Cast your mind back to July 1969. At the same time that man first walked on the moon, cider producer Bulmers and ornithologist Sir Peter Scott unveiled a new sculpture on Whitecross road, Hereford. The Bulmers Woodpecker.
Bulmers commissioned local Sculptor Walenty Pytel, internationally renowned for his metal bird sculptures, to design and create the piece to celebrate their Woodpecker cider brand. The 600kg and twenty foot high steel sculpture was hot dip galvanized to protect it from corrosion and then painted black for aesthetics.
Forty years on, and despite a few paint jobs over the years, the paint had continued to peel away and the old bird was beginning to look a bit ruffled. As a result of this Bulmers decided that the Woodpecker could do with a complete makeover and contacted local company Hereford Galvanizers Ltd to make the arrangements. Hereford Galvanizers had originally galvanized the sculpture back in 1969 and were all too keen to help. Their first job was to inspect the sculpture and after carrying out some tests discovered that the galvanized zinc coating beneath the peeling paintwork was still sound and would have carried on protecting the steel from corrosion for many years to come.
The steelwork was first removed from its plinth by local crane company Jay and Davies and taken to another local company CSCS to be shotblasted free of the existing flaky paintwork. The steelwork was then hot dip galvanized at Hereford Galvanizers and returned back to CSCS for its paint job before finally being lifted back onto its plinth with Walenty Pytel himself as one of the onlookers.

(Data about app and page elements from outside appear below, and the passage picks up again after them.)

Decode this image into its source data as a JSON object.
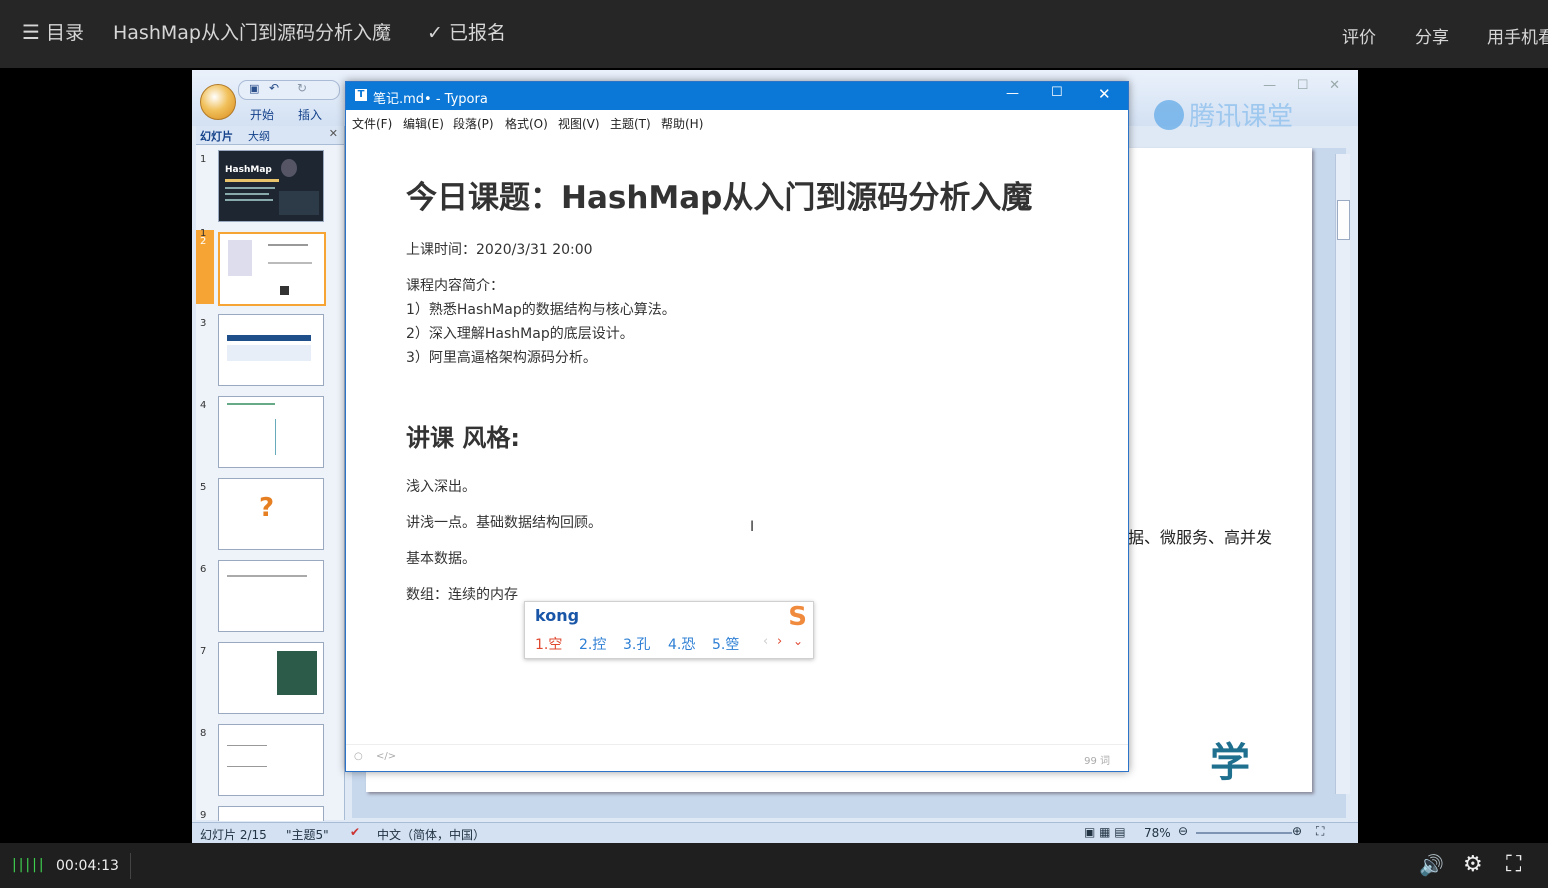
{
  "topbar": {
    "menu_icon": "list-icon",
    "menu_label": "目录",
    "course_title": "HashMap从入门到源码分析入魔",
    "check_icon": "check-icon",
    "enrolled_label": "已报名",
    "review_label": "评价",
    "share_label": "分享",
    "mobile_label": "用手机看"
  },
  "ppt": {
    "tab_home": "开始",
    "tab_insert": "插入",
    "panel_tab_slides": "幻灯片",
    "panel_tab_outline": "大纲",
    "thumb_numbers": [
      "1",
      "2",
      "3",
      "4",
      "5",
      "6",
      "7",
      "8",
      "9"
    ],
    "thumb1_title": "HashMap",
    "slide_text": "据、微服务、高并发",
    "watermark": "腾讯课堂",
    "logo_text": "学",
    "status_slide": "幻灯片 2/15",
    "status_theme": "\"主题5\"",
    "status_lang": "中文（简体，中国）",
    "zoom": "78%"
  },
  "typora": {
    "window_title": "笔记.md• - Typora",
    "menu": [
      "文件(F)",
      "编辑(E)",
      "段落(P)",
      "格式(O)",
      "视图(V)",
      "主题(T)",
      "帮助(H)"
    ],
    "h1": "今日课题：HashMap从入门到源码分析入魔",
    "time_label": "上课时间：2020/3/31 20:00",
    "intro_title": "课程内容简介：",
    "items": [
      "1）熟悉HashMap的数据结构与核心算法。",
      "2）深入理解HashMap的底层设计。",
      "3）阿里高逼格架构源码分析。"
    ],
    "h2": "讲课 风格:",
    "p1": "浅入深出。",
    "p2": "讲浅一点。基础数据结构回顾。",
    "p3": "基本数据。",
    "p4": "数组：连续的内存",
    "word_count": "99 词"
  },
  "ime": {
    "input": "kong",
    "candidates": [
      "1.空",
      "2.控",
      "3.孔",
      "4.恐",
      "5.箜"
    ]
  },
  "player": {
    "time": "00:04:13",
    "volume_icon": "volume-icon",
    "settings_icon": "gear-icon",
    "fullscreen_icon": "fullscreen-icon"
  }
}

Harry Turner, Cider Communications Manager for Bulmers, said “The Woodpecker is an iconic and much loved landmark in the Whitecross Road area, where Fred and Percy Bulmer first set up a cider mill over 120 years ago. However, it has been showing its age recently and we thought it was time to give the old bird a bit of a treat, to make sure it’s still welcoming visitors to Hereford in another 40 years”.